[Work required]
The lines of the records that include "placeholder" should all be copied.

[Items from an interface collection]

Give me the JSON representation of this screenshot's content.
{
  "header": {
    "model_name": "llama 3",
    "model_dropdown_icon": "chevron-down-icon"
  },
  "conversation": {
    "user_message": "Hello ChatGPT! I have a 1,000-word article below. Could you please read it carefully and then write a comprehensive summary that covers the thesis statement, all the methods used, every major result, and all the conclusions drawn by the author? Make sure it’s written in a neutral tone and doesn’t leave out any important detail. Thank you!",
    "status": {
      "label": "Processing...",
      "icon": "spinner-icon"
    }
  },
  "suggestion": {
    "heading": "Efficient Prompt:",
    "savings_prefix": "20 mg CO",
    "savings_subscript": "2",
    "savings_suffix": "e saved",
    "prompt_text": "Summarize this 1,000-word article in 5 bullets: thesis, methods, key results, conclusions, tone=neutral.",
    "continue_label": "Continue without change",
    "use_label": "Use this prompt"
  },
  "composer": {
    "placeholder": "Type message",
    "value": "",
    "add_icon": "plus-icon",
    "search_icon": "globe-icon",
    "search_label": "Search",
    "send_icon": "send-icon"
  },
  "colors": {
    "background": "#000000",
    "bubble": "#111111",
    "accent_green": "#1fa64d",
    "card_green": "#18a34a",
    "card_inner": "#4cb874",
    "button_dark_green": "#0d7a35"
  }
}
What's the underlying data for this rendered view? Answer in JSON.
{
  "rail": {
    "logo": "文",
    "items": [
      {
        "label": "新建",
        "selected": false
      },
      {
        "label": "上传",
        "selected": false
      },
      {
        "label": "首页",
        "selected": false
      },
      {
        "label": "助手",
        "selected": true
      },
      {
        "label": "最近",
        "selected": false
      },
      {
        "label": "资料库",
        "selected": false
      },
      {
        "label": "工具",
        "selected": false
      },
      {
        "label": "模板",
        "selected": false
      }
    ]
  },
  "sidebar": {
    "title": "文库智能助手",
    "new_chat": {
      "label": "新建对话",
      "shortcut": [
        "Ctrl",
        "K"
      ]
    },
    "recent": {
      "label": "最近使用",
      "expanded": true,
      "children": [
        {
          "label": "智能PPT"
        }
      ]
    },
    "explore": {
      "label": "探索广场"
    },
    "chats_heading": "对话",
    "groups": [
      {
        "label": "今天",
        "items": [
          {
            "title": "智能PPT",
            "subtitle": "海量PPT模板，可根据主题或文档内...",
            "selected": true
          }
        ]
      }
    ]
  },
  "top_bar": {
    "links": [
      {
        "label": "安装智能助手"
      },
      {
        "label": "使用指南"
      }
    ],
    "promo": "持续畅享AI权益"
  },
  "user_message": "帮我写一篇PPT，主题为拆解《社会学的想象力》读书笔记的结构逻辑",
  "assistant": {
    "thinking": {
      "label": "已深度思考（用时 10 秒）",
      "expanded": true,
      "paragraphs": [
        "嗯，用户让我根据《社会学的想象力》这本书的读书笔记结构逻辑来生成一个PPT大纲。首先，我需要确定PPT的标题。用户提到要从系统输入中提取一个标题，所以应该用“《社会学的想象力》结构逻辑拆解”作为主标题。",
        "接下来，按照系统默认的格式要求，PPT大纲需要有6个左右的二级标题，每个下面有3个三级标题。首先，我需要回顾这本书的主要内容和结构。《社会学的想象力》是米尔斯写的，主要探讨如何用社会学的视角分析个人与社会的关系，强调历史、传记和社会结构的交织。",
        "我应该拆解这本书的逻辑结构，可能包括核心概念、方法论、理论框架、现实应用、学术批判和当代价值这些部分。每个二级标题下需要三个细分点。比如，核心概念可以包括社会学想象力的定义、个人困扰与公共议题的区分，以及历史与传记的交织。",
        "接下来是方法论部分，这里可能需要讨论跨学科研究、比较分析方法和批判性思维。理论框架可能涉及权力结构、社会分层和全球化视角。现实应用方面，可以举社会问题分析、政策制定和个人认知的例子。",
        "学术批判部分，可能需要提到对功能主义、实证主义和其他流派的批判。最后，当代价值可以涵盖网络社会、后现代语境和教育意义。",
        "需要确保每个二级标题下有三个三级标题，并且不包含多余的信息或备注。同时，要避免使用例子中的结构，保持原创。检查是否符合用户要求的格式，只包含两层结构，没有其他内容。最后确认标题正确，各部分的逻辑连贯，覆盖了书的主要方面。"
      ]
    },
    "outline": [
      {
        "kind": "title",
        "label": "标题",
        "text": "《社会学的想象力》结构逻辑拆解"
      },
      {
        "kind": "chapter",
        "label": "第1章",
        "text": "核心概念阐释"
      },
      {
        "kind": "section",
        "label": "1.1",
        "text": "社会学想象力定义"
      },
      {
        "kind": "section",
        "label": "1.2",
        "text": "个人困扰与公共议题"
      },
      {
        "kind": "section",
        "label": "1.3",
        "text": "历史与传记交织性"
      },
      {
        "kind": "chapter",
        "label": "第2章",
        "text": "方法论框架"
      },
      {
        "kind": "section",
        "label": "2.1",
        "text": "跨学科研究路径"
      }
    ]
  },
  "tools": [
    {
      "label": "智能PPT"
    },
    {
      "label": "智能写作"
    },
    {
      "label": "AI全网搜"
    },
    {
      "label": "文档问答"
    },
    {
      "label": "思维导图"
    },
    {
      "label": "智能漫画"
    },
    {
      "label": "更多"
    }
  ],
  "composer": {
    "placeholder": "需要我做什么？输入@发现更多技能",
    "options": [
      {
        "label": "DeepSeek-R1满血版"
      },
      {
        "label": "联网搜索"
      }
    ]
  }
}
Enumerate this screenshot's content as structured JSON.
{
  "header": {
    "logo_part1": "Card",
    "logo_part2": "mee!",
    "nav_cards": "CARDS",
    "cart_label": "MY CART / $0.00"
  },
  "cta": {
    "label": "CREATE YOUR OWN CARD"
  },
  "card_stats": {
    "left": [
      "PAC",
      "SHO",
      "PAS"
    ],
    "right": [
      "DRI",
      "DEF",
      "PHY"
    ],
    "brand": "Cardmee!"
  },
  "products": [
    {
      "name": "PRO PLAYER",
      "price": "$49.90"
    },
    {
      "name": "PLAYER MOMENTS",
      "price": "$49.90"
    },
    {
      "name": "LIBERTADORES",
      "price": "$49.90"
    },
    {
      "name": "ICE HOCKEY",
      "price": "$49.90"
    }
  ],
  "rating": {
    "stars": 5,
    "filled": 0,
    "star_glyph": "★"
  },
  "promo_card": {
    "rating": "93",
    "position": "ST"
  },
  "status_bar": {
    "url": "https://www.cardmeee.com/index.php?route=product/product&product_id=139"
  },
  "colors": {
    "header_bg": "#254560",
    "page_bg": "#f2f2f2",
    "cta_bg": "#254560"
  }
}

[Solved exercise]
    "placeholder": "Type message",
    "placeholder": "需要我做什么？输入@发现更多技能",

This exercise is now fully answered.